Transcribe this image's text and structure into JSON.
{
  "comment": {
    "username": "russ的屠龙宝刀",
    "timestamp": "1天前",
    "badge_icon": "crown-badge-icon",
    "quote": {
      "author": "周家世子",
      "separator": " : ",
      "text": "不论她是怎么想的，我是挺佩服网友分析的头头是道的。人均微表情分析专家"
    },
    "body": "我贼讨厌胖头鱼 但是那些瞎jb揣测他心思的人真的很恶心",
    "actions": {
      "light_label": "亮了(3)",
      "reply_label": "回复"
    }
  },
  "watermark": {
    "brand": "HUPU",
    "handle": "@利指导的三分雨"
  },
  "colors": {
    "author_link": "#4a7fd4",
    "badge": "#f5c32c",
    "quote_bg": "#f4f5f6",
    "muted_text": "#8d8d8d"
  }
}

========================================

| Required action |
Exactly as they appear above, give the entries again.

| Task solution |
Transcribe this image's text and structure into JSON.
{
  "comment": {
    "username": "russ的屠龙宝刀",
    "timestamp": "1天前",
    "badge_icon": "crown-badge-icon",
    "quote": {
      "author": "周家世子",
      "separator": " : ",
      "text": "不论她是怎么想的，我是挺佩服网友分析的头头是道的。人均微表情分析专家"
    },
    "body": "我贼讨厌胖头鱼 但是那些瞎jb揣测他心思的人真的很恶心",
    "actions": {
      "light_label": "亮了(3)",
      "reply_label": "回复"
    }
  },
  "watermark": {
    "brand": "HUPU",
    "handle": "@利指导的三分雨"
  },
  "colors": {
    "author_link": "#4a7fd4",
    "badge": "#f5c32c",
    "quote_bg": "#f4f5f6",
    "muted_text": "#8d8d8d"
  }
}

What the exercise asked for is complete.